to go,” Hitchon says.
But he believes that although psychosurgery has been confined to
history, the medical model is still dominant. “A lot of people just
get drug treatment and don’t get any therapy. There has been
progress in focusing on people’s social needs, but we still work in
a context that focuses on deficits rather than people’s
Forty years ago most people with learning difficulties lived either
with their parents or in a large, long-stay institution. Today they
live in a wider range of settings, including their own
Brian McGinnis is chair of L’Arche UK which provides community
houses for people with learning difficulties. He believes that
direct payments, introduced in 1996, could give people a much
greater say in their lives. “If what you want is to go and play
football rather than whatever the local day care service happens to
provide, there’s the potential for you to do that.”
But this potential is not being exploited, he says. “At the moment
direct payments are largely irrelevant because there’s no support
for people to use them and no market to buy into.”
Mark Brookes, a project worker at campaigning organisation Values
into Action who has learning difficulties himself, believes the
rise of the self-advocacy movement over the past decade has had a
major impact on services. “The message is going out that people
with learning difficulties can run an annual meeting or a
But funding can be a problem. He says: “Councils are starting to
listen, but they don’t always have the money to do what people
Drug treatment services have mushroomed over the past 25 years as
the number of problem drug users has risen. In 1979 provision for
this group was confined to GPs prescribing pharmaceutical heroin to
registered addicts, and a handful of treatment clinics.
Today, we have near-national coverage by a host of services, from
substitution therapy and needle exchanges to detox and rehab.
Jane Christian, service manager for Druglink in Staffordshire, has
worked in the field since 1979. She feels the seamless matching-up
of different services is still lacking. “There are attempts to join
things up around mental health and drugs, and I do see progress
with support for training and employment,” she says. “But the
biggest gap is housing. If someone is treated for their drug
problems but are homeless, they are more likely to start using
again. We still aren’t good at supporting people with multiple
(1) Turning Point, Turning 40: Four Decades of Turning Lives Around
and a Vision for the Future of Social Care, Turning Point, 2004,
Learning Difficulties: Key Developments
- 1969: There are 58,850 people with learning difficulties in NHS
- 1971: The Education Act recognises that people with learning

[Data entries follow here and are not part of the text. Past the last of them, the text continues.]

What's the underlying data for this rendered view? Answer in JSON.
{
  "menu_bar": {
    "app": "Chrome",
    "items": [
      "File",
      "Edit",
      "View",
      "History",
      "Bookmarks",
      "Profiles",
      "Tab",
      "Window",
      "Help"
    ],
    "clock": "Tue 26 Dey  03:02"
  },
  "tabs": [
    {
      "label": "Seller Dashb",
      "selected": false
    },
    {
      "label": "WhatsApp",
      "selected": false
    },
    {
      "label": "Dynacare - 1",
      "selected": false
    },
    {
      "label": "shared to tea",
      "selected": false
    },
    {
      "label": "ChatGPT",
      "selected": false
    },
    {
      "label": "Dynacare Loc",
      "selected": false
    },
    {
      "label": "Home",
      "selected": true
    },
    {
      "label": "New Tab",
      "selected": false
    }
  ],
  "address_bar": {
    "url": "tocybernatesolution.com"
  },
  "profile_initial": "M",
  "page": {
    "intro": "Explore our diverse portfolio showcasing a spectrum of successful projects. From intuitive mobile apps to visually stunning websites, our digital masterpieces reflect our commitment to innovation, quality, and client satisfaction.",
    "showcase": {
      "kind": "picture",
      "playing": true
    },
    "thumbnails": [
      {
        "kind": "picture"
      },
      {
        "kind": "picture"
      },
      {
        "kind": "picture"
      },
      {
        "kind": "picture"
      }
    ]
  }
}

difficulties have a right to education.
- 1995: The Disability Discrimination Act strengthens civil
rights for people with physical and learning difficulties.
- 2001: The Valuing People white paper is published, setting out
policies to boost choice, independence and inclusion.
- 2003: There were still 750 people with learning difficulties in
Drugs: Key Developments
- 1971: The Misuse of Drugs Act classifies drugs into classes A,
B and C.
- 1989: Prime minister Margaret Thatcher steps up the war on
drugs with the “Just say no” campaign.
- 1995: The Conservative government launches a national drugs
- 1998: Drug treatment and testing orders are introduced as a new
community sentence under the Crime and Disorder Act.
- 2001: The National Treatment Agency is set up. A year later the
drugs strategy is updated.
- 2004: There are estimated to be about 250,000 problem drug
users in the UK, plus about two million people with alcohol
Mental Health: Key Developments
- 1966: There are 107 hospitals for mentally ill people, each
with at least 200 in-patients.
- 1981: The Care in the Community green paper recommends closure
of long-stay hospitals.
- 1983: The Mental Health Act provides safeguards for people in
- 1991: The Care Programme Approach is introduced to support
people with mental health problems.
- 1999: The National Framework for Mental Health is published,
setting out national standards for services.
‘I have Thatcher to thank’
Andrew, a paranoid schizophrenic, lived in asylums in East
Sussex between 1974 and 1990. He is sure the closure of the big
hospitals has been a step forward. He says: “It was the revolving
door syndrome – you were admitted, injected with drugs once a
fortnight, sent to the industrial therapy unit and kicked out again
after a few months, and expected to do a job and pay all your
bills. The pressures of poverty and living in a place with no
heating were pretty intense, and sometimes I’d ask to be
readmitted. I didn’t even have a social worker. “Since 1991 I’ve
been supported in the community [living in Maca accommodation]. Now
I have a social worker and the support of a day centre. It’s a lot
more dignified and there are more choices. They’ve encouraged me to
complete my studies – an honours degree and masters in social
policy. My life is much better but I don’t think my condition has
suddenly changed. “I’ve got Margaret Thatcher to thank for closing
the asylums. She’s not someone you necessarily associate with
social improvement, but it was her who did me that favour.”